Share This Page

Zeroing in on Farming in Africa as a Key to Long-Term Development

Women Farmers, Zambia

At a recent meeting of the Chicago Council on Foreign Affairs, Bill Gates spoke of a new effort to help the farmers of Africa and South Asia build better lives for their families. Telling the story of a Rwandan farmer, who is also a single mother of two, Gates described her 20-year struggle to feed her family and make a living from her farm of about an acre. Her life on a farmer’s income of less than a dollar a day was one of poverty and hunger, like that of almost three quarters of the world’s poorest people.  Most small farmers, like this Rwandan, don’t have the tools or quality seeds to produce good crops or the means to get their crops to market.

But according to Gates, this is changing thanks to a number of programs, including one organized by the World Food Program (WFP), which buys and distributes food for disaster areas around the world.  WFP is now turning to small farmers in Africa and elsewhere to buy their crops, thus guaranteeing them a market. And WFP helps them get better tools and seeds to improve production. The results have been astounding, raising small farmers out of poverty by focusing on what they DO, farming.

Although many associate Bill and Melinda Gates with global disease prevention and treatment, particularly HIV/AIDS and malaria in Africa, and boosting schools and education in the U.S., the foundation they created also focuses on alleviating poverty and hunger in the world’s poorest countries, particularly in Africa, through a global development program that includes agricultural improvement.  The foundation is supporting a number of large projects in Africa and advocating for government aid focused on agricultural development. Because agriculture has been the engine of economic growth in places like the U. S., Europe, Japan, and others, focusing on agriculture in Sub Saharan Africa makes sense.

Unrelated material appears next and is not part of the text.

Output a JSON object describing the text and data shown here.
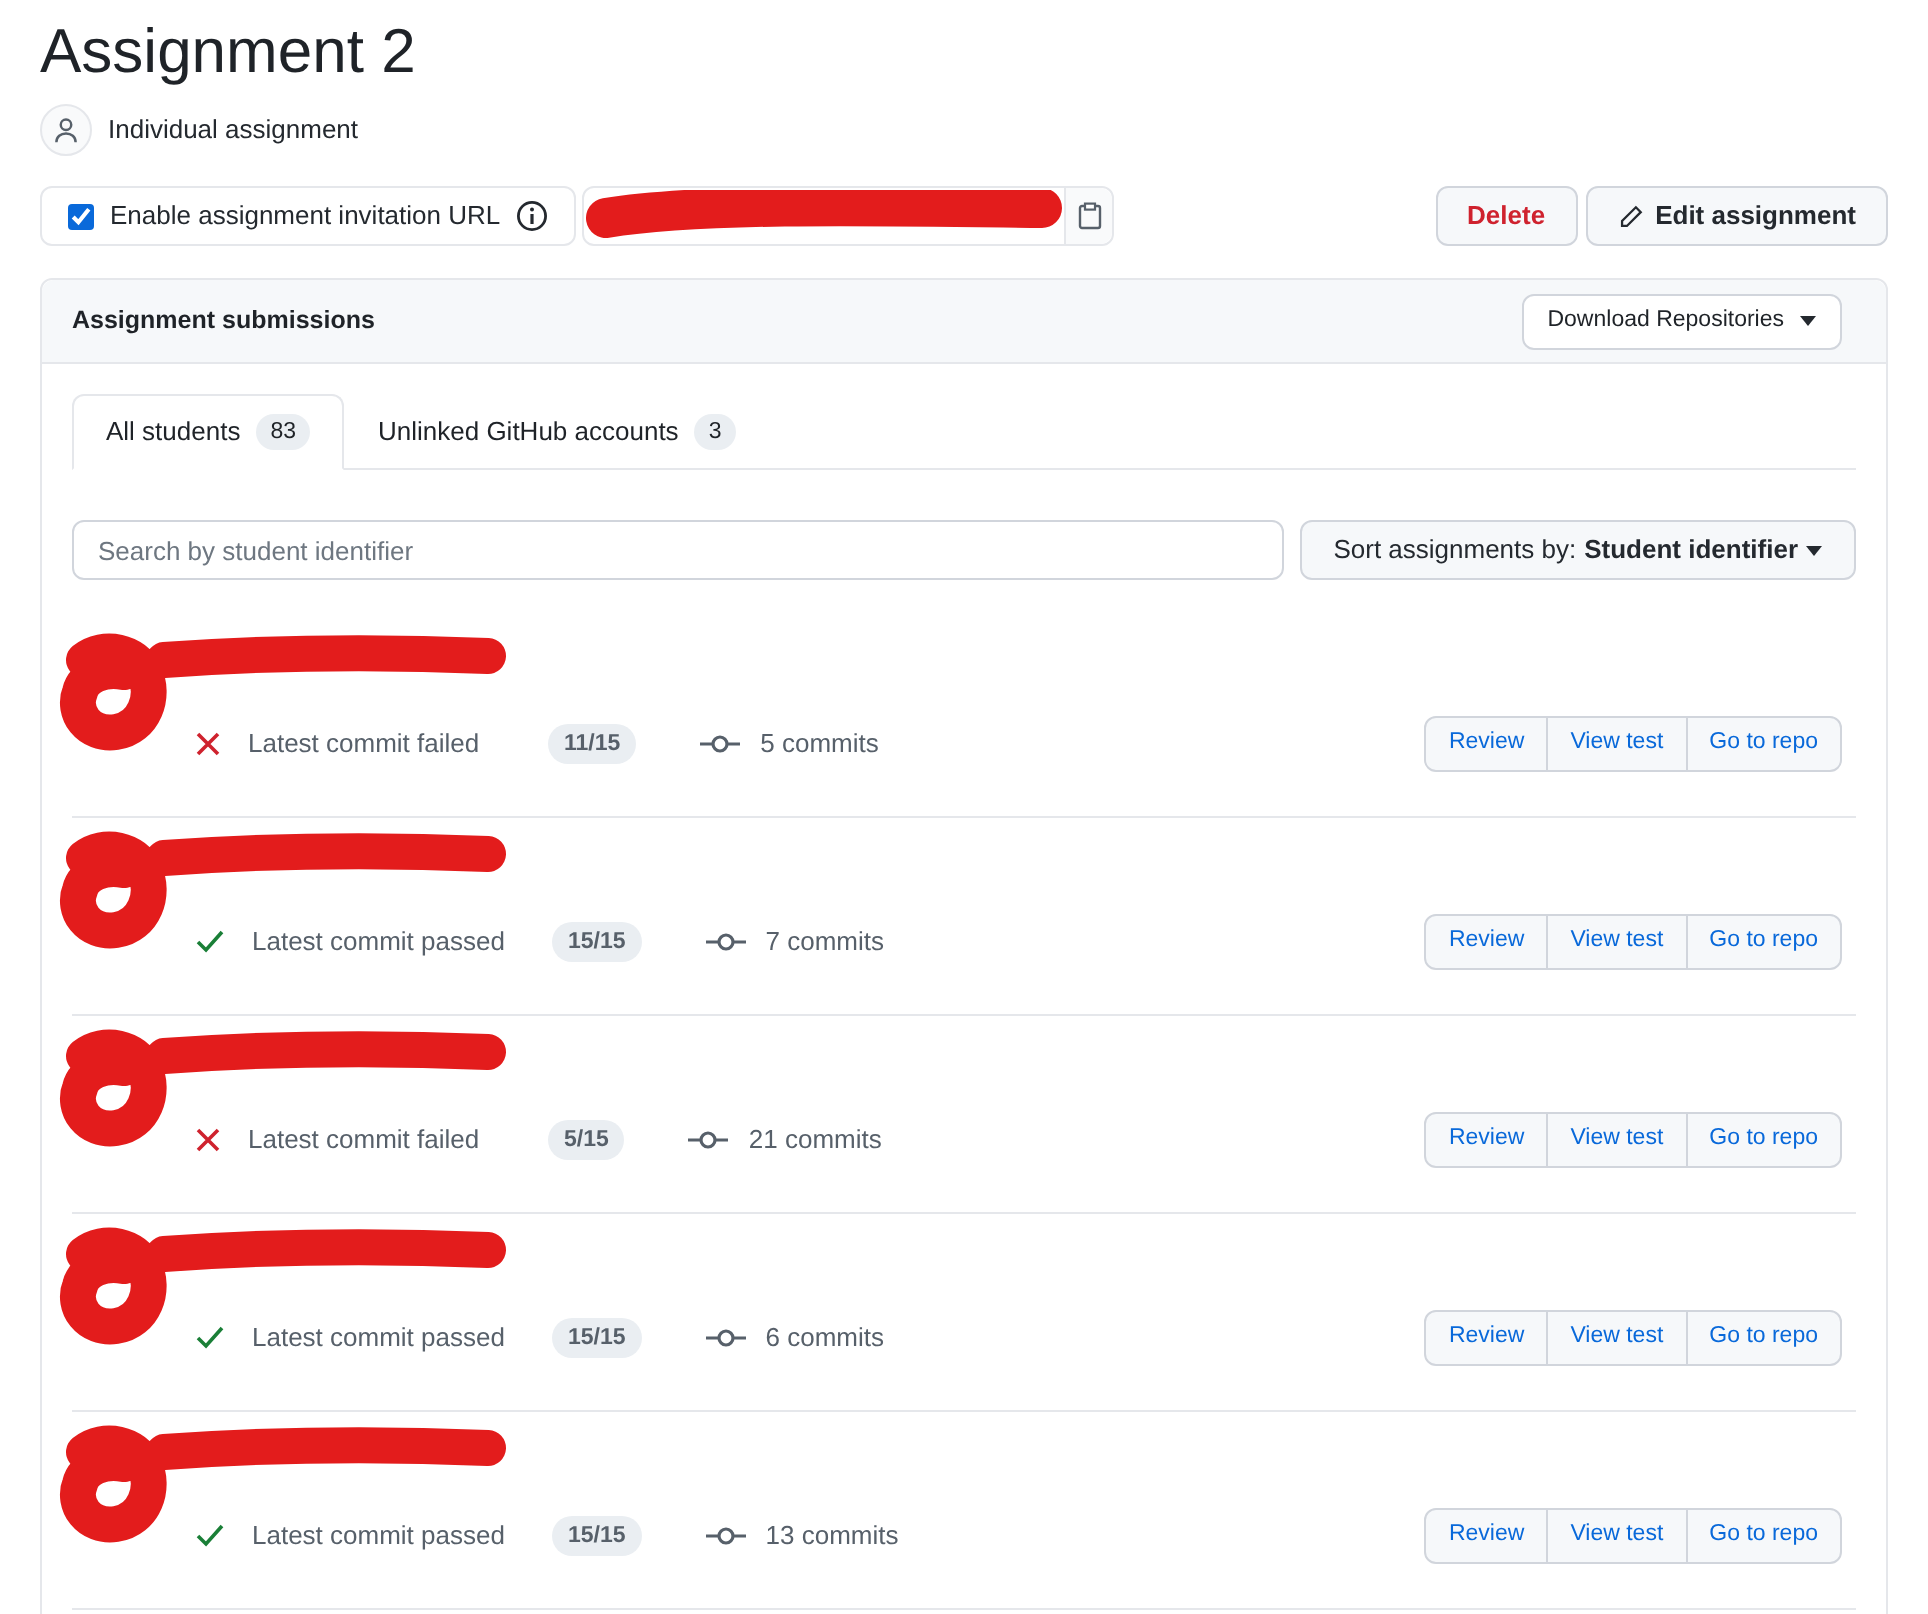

A number of Aid for Africa members make agriculture a priority. Two of those members include EcoAgriculture Partners, which works to develop and sustain landscapes that produce food and support family livelihoods while protecting environmental diversity, and ICIPE, a center for African insect science that studies the crucial roles insects play in African farming and ecosystems.

Aid for Africa recognizes the importance of agricultural development and support. We value our members working to help African farmers produce more food under increasingly changing climatic conditions and we will continue to highlight their important work.

Find this post interesting? Please LIKE it and leave a comment on Facebook to help spread the word. Raising awareness is the first step to promoting positive change in Africa.